I tasted Pandoro three years ago when a colleague brought some after visiting her parents in Italy. I fell in love with this rich bread with the feather light crumb immediately. After some Internet search I found a Pandoro recipe from the Simili sisters on Chili und Ciabatta . Its a great recipe I made many times since this day. It is a time consuming recipe but the result is worth every second you spend in kitchen.
And the I saw a sourdough pandoro on Wild Yeast and I knew that this is the bread I have to bake for Christmas.
This pandoro is made with a sweet starter, a sourdough that is feed more frequently for two days to enhance yeast growth. My lovely boyfriend had to do babysitting my sourdough and feed it every four hours while I was working. He did a great job and the starter was vigorous rising after every feeding. On the 23. December I did the dough and the bread rose overnight. My pandoro need about 18 hours to reach the top of the pan and I let it rise the last 4 hours on 30°C!
Because I own just one pandoro pan (or more correctly because my mom owns only one ) I used the remaining dough to fill my muffin pan with mini pandoros.
This Mini-Pandoros we had on 24.December for breakfast, what a delicious treat for breakfast!
Because the dough contains a high amount of sugar and butter, you should keep some details in mind:
Sugar and butter inhibit gluten development. Thats the reason why he sugar is added gradually and the butter is added at the end.
If you can get Osmotolerant yeast its recommended to use it. Its a special yeast strain that can cope the osmotic stress which is due to the high sugar cocentration better as normal yeast.
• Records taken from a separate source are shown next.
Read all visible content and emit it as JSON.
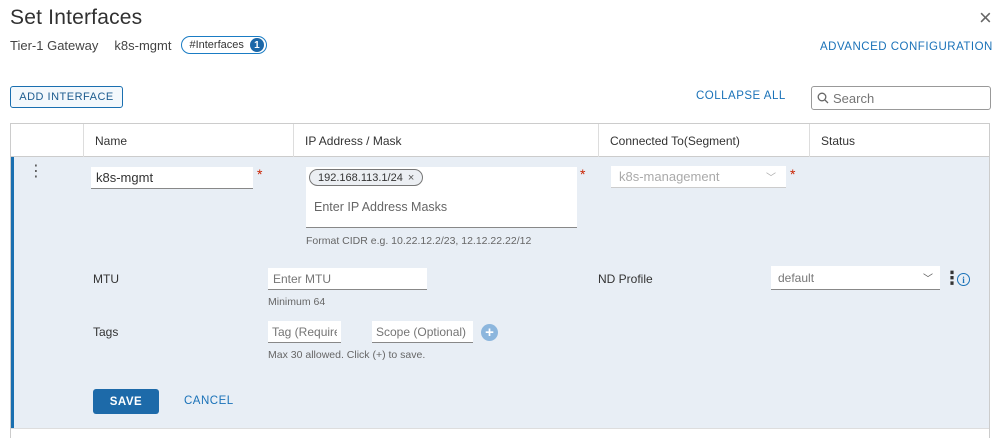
{
  "dialog": {
    "title": "Set Interfaces",
    "close_icon": "×",
    "gateway_type": "Tier-1 Gateway",
    "gateway_name": "k8s-mgmt",
    "interfaces_pill": {
      "label": "#Interfaces",
      "count": "1"
    },
    "advanced_config": "ADVANCED CONFIGURATION"
  },
  "toolbar": {
    "add_interface": "ADD INTERFACE",
    "collapse_all": "COLLAPSE ALL",
    "search_placeholder": "Search"
  },
  "table": {
    "columns": [
      "Name",
      "IP Address / Mask",
      "Connected To(Segment)",
      "Status"
    ]
  },
  "edit_row": {
    "name_value": "k8s-mgmt",
    "required_mark": "*",
    "ip_chip": "192.168.113.1/24",
    "ip_chip_remove": "×",
    "ip_placeholder": "Enter IP Address Masks",
    "ip_hint": "Format CIDR e.g. 10.22.12.2/23, 12.12.22.22/12",
    "segment_value": "k8s-management",
    "mtu_label": "MTU",
    "mtu_placeholder": "Enter MTU",
    "mtu_hint": "Minimum 64",
    "nd_profile_label": "ND Profile",
    "nd_profile_value": "default",
    "tags_label": "Tags",
    "tag_placeholder": "Tag (Required)",
    "scope_placeholder": "Scope (Optional)",
    "tags_hint": "Max 30 allowed. Click (+) to save.",
    "save": "SAVE",
    "cancel": "CANCEL"
  },
  "colors": {
    "accent": "#1a72b8",
    "primary_button": "#1d6aa9",
    "edit_row_bg": "#e8eef5",
    "required": "#c92100"
  }
}
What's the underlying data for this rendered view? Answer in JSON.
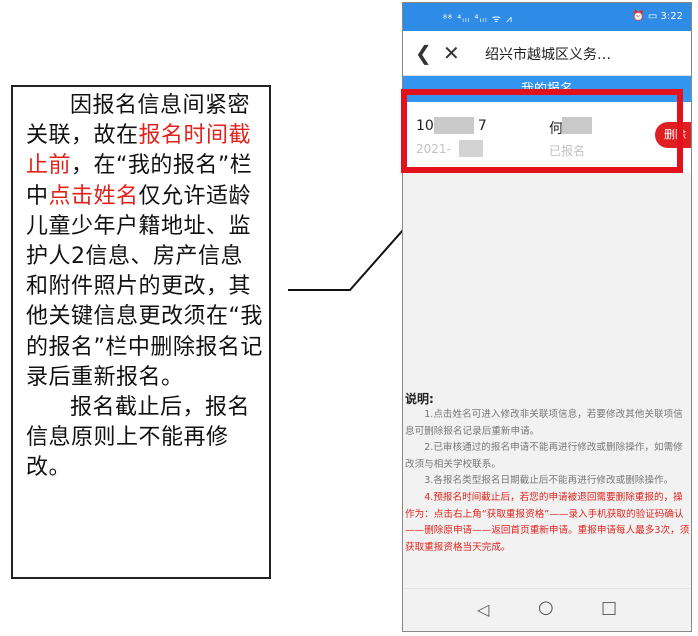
{
  "annotation": {
    "p1_pre": "因报名信息间紧密关联，故在",
    "p1_red1": "报名时间截止前",
    "p1_mid": "，在“我的报名”栏中",
    "p1_red2": "点击姓名",
    "p1_post": "仅允许适龄儿童少年户籍地址、监护人2信息、房产信息和附件照片的更改，其他关键信息更改须在“我的报名”栏中删除报名记录后重新报名。",
    "p2": "报名截止后，报名信息原则上不能再修改。"
  },
  "phone": {
    "status": {
      "left": "⁸⁸ ⁴ᵢₗₗ ⁴ᵢₗₗ ᯤ ⩘",
      "right": "⏰ ▭ 3:22"
    },
    "title": "绍兴市越城区义务…",
    "section_header": "我的报名",
    "record": {
      "id": "10",
      "id_tail": "7",
      "date": "2021-",
      "name": "何",
      "status": "已报名",
      "delete_label": "删除"
    },
    "notes": {
      "heading": "说明:",
      "items": [
        "1.点击姓名可进入修改非关联项信息，若要修改其他关联项信息可删除报名记录后重新申请。",
        "2.已审核通过的报名申请不能再进行修改或删除操作，如需修改须与相关学校联系。",
        "3.各报名类型报名日期截止后不能再进行修改或删除操作。",
        "4.预报名时间截止后，若您的申请被退回需要删除重报的，操作为：点击右上角“获取重报资格”——录入手机获取的验证码确认——删除原申请——返回首页重新申请。重报申请每人最多3次，须获取重报资格当天完成。"
      ]
    },
    "nav": {
      "back": "◁",
      "home": "○",
      "recent": "□"
    }
  },
  "colors": {
    "accent_blue": "#3296f0",
    "highlight_red": "#e3111c"
  }
}
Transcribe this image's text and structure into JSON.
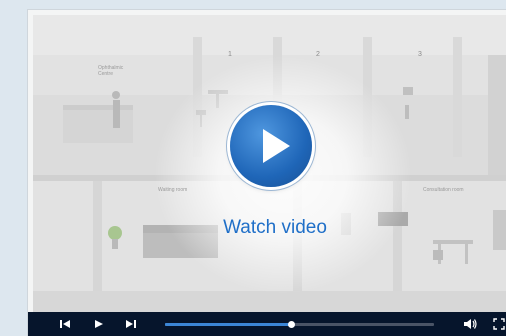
{
  "scene": {
    "room_numbers": [
      "1",
      "2",
      "3"
    ],
    "reception_label_line1": "Ophthalmic",
    "reception_label_line2": "Centre",
    "waiting_room_label": "Waiting room",
    "consultation_room_label": "Consultation room"
  },
  "overlay": {
    "watch_label": "Watch video",
    "play_icon": "play-icon"
  },
  "controls": {
    "skip_back_icon": "skip-back-icon",
    "play_icon": "play-icon",
    "skip_forward_icon": "skip-forward-icon",
    "volume_icon": "volume-icon",
    "fullscreen_icon": "fullscreen-icon",
    "progress_fraction": 0.47
  },
  "colors": {
    "accent": "#1f6fc8",
    "controls_bg": "#06152c",
    "progress_fill": "#3c86d6"
  }
}
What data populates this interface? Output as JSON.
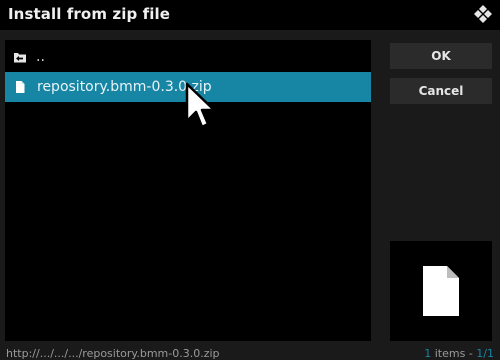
{
  "window": {
    "title": "Install from zip file"
  },
  "list": {
    "items": [
      {
        "label": "..",
        "icon": "folder-back-icon"
      },
      {
        "label": "repository.bmm-0.3.0.zip",
        "icon": "file-icon",
        "selected": true
      }
    ]
  },
  "buttons": {
    "ok_label": "OK",
    "cancel_label": "Cancel"
  },
  "footer": {
    "path": "http://.../.../.../repository.bmm-0.3.0.zip",
    "count_prefix": "1",
    "count_text": " items - ",
    "page": "1/1"
  },
  "colors": {
    "accent": "#1785a4",
    "background": "#1a1a1a",
    "panel": "#000000",
    "button": "#2b2b2b"
  }
}
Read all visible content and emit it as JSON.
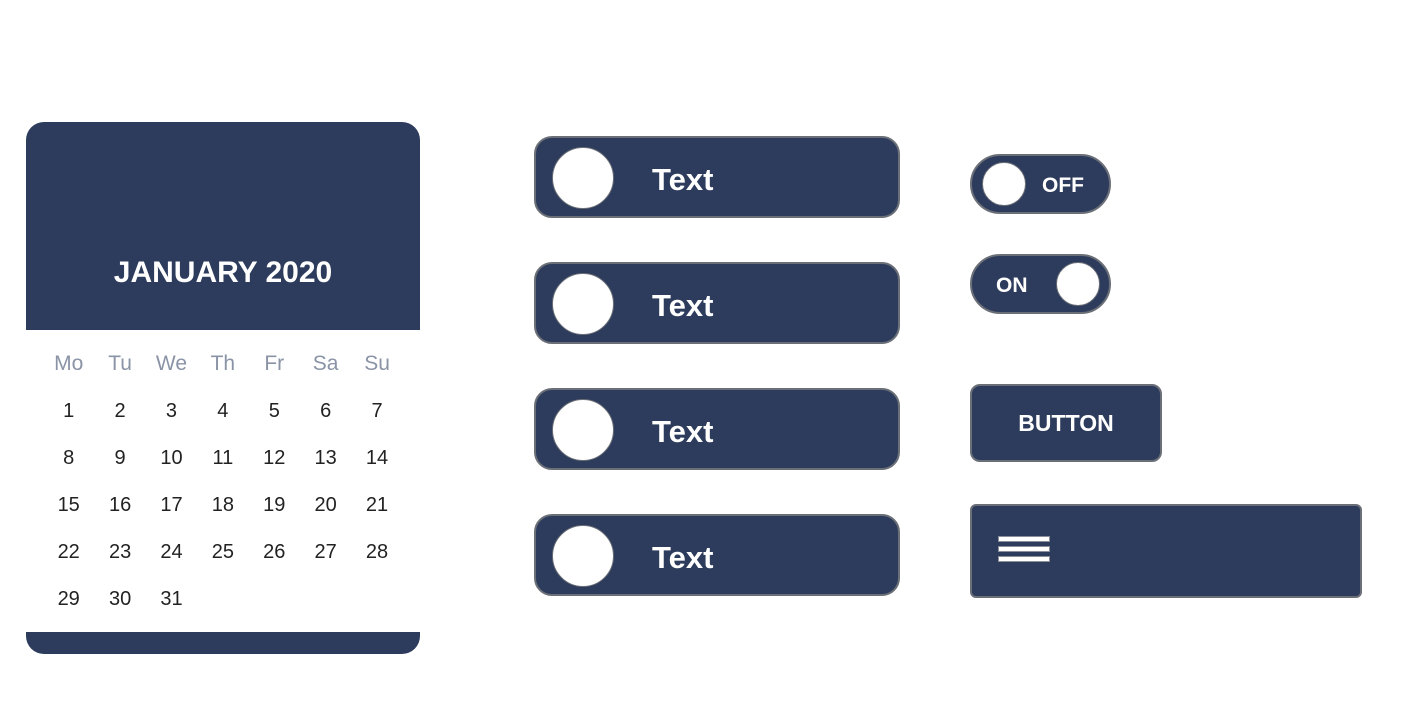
{
  "calendar": {
    "title": "JANUARY 2020",
    "weekdays": [
      "Mo",
      "Tu",
      "We",
      "Th",
      "Fr",
      "Sa",
      "Su"
    ],
    "weeks": [
      [
        "1",
        "2",
        "3",
        "4",
        "5",
        "6",
        "7"
      ],
      [
        "8",
        "9",
        "10",
        "11",
        "12",
        "13",
        "14"
      ],
      [
        "15",
        "16",
        "17",
        "18",
        "19",
        "20",
        "21"
      ],
      [
        "22",
        "23",
        "24",
        "25",
        "26",
        "27",
        "28"
      ],
      [
        "29",
        "30",
        "31",
        "",
        "",
        "",
        ""
      ]
    ]
  },
  "pills": [
    {
      "label": "Text"
    },
    {
      "label": "Text"
    },
    {
      "label": "Text"
    },
    {
      "label": "Text"
    }
  ],
  "toggles": {
    "off_label": "OFF",
    "on_label": "ON"
  },
  "button": {
    "label": "BUTTON"
  },
  "colors": {
    "navy": "#2d3c5c",
    "border": "#6b6f77",
    "weekday_text": "#8a94a6"
  },
  "icons": {
    "menu": "hamburger-menu-icon"
  }
}
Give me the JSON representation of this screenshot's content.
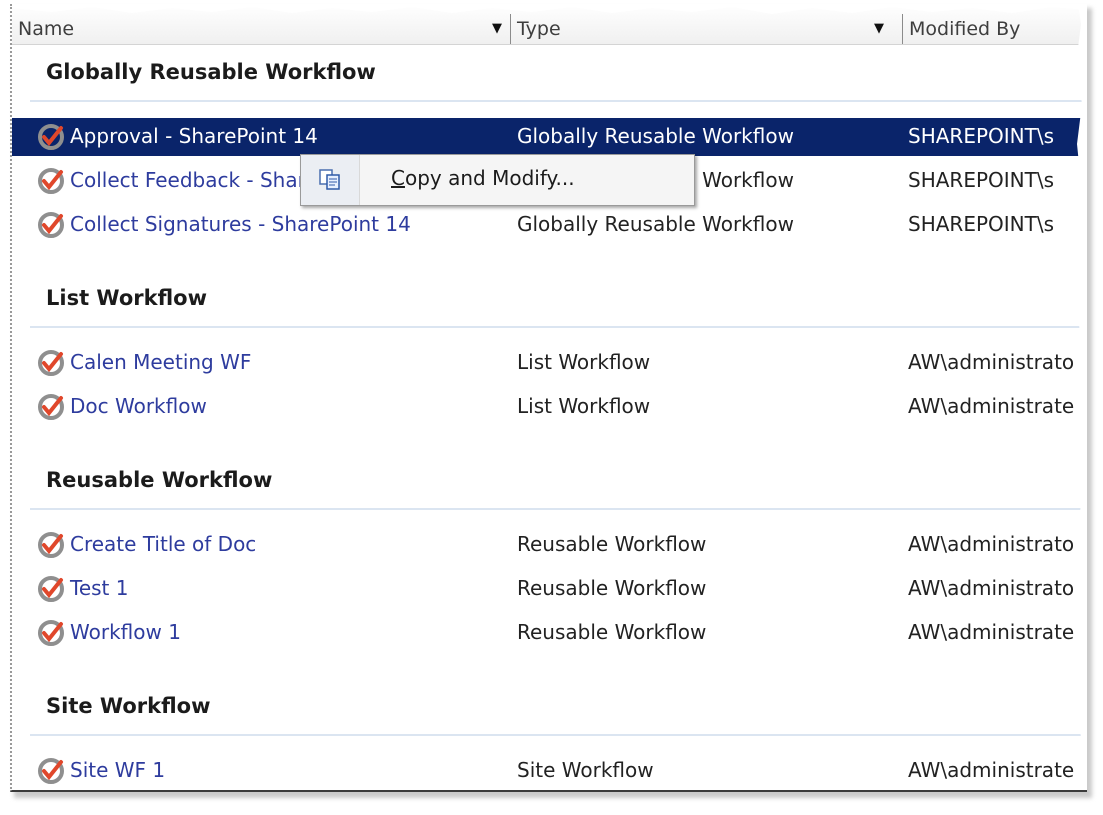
{
  "header": {
    "columns": [
      {
        "label": "Name"
      },
      {
        "label": "Type"
      },
      {
        "label": "Modified By"
      }
    ]
  },
  "groups": [
    {
      "title": "Globally Reusable Workflow",
      "rows": [
        {
          "name": "Approval - SharePoint 14",
          "type": "Globally Reusable Workflow",
          "modified_by": "SHAREPOINT\\s",
          "selected": true
        },
        {
          "name": "Collect Feedback - SharePoint 14",
          "type": "Globally Reusable Workflow",
          "modified_by": "SHAREPOINT\\s"
        },
        {
          "name": "Collect Signatures - SharePoint 14",
          "type": "Globally Reusable Workflow",
          "modified_by": "SHAREPOINT\\s"
        }
      ]
    },
    {
      "title": "List Workflow",
      "rows": [
        {
          "name": "Calen Meeting WF",
          "type": "List Workflow",
          "modified_by": "AW\\administrato"
        },
        {
          "name": "Doc Workflow",
          "type": "List Workflow",
          "modified_by": "AW\\administrate"
        }
      ]
    },
    {
      "title": "Reusable Workflow",
      "rows": [
        {
          "name": "Create Title of Doc",
          "type": "Reusable Workflow",
          "modified_by": "AW\\administrato"
        },
        {
          "name": "Test 1",
          "type": "Reusable Workflow",
          "modified_by": "AW\\administrato"
        },
        {
          "name": "Workflow 1",
          "type": "Reusable Workflow",
          "modified_by": "AW\\administrate"
        }
      ]
    },
    {
      "title": "Site Workflow",
      "rows": [
        {
          "name": "Site WF 1",
          "type": "Site Workflow",
          "modified_by": "AW\\administrate"
        }
      ]
    }
  ],
  "context_menu": {
    "item": {
      "accelerator": "C",
      "rest": "opy and Modify...",
      "icon": "copy-icon"
    }
  },
  "colors": {
    "selected_row": "#0a246a",
    "link_text": "#2e3c9e",
    "icon_check": "#e0472b"
  }
}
I never saw it in Germany so I use normal fresh yeast in a slightly higher amount.
yield 1 Pandoro a 650g and about 8 small one a 50g
- 66 g flour Type 550
- 33 g water
- 27 g egg
- 17 g sugar
- 96 g sweet starter, 4 hours after last feedings
- 40 g flour Type 550
- 2,5 g fresh yeast
- 27 g egg
- 8 g butter
- 60 g flour Type 550
- 26 g egg
- 12 g sugar
- 3 g soft butter
- all of the first dough
- all of the second dough
- 166 g butter (roomtempeature)
- seeds scraped from 1/2 vanilla bean
- 220 g flour Type 550
- 5 g salt
- all of the third dough
- 166 g egg
- 110 g sugar
First dough: Mix all ingredients to form a homogenous dough. Ferment for 2 hours at 30°C.
Second dough: 30 min after mixing the first dough, mix the all ingredients for the second dough and ferment the second dough 1,5 hours at 30°C.
Third dough: Mix first and second dough with the other ingredients for the third dough and ferment it for 3 hours at 30°C.
Final dough: Cream butter with vanilla seeds and set aside. In a stand mixer mix the third dough with flour, salt and 86g egg and knead for 5 min at slow speed. The dough is very stiff at this time.
Now add 30g sugar and mix on slow speed until it is incorporated into the dough, then knead another 4 min on medium speed.
Add 20g egg and mix in medium speed until it is completely incorporated into the dough and a minute longer.
Add 20g sugar and continue mixing until its completely incorporated and a minute longer.
Add now egg and sugar like before until all sugar and egg is incorporated.
Continue mixing on medium speed until full gluten development (about 10 min).
Now turn the mixer to slow speed then add the butter all at one and knead until full incorporated.
Ferment for 2 hours, fold the dough one time in between.
Grease the pandoro pan and the muffin pan.
Divide the dough it into a pieces of 650 g and the remaining dough into pieces of 50g . Shape the dough into tight balls. Place the balls, seam side down, in the pans and proof for 14-18 hours until it reach the top of the pan.
Bake at 175°C for 35 min with steam
Die ist mein Beitrag für Susans wöchentliches Yeastspotting.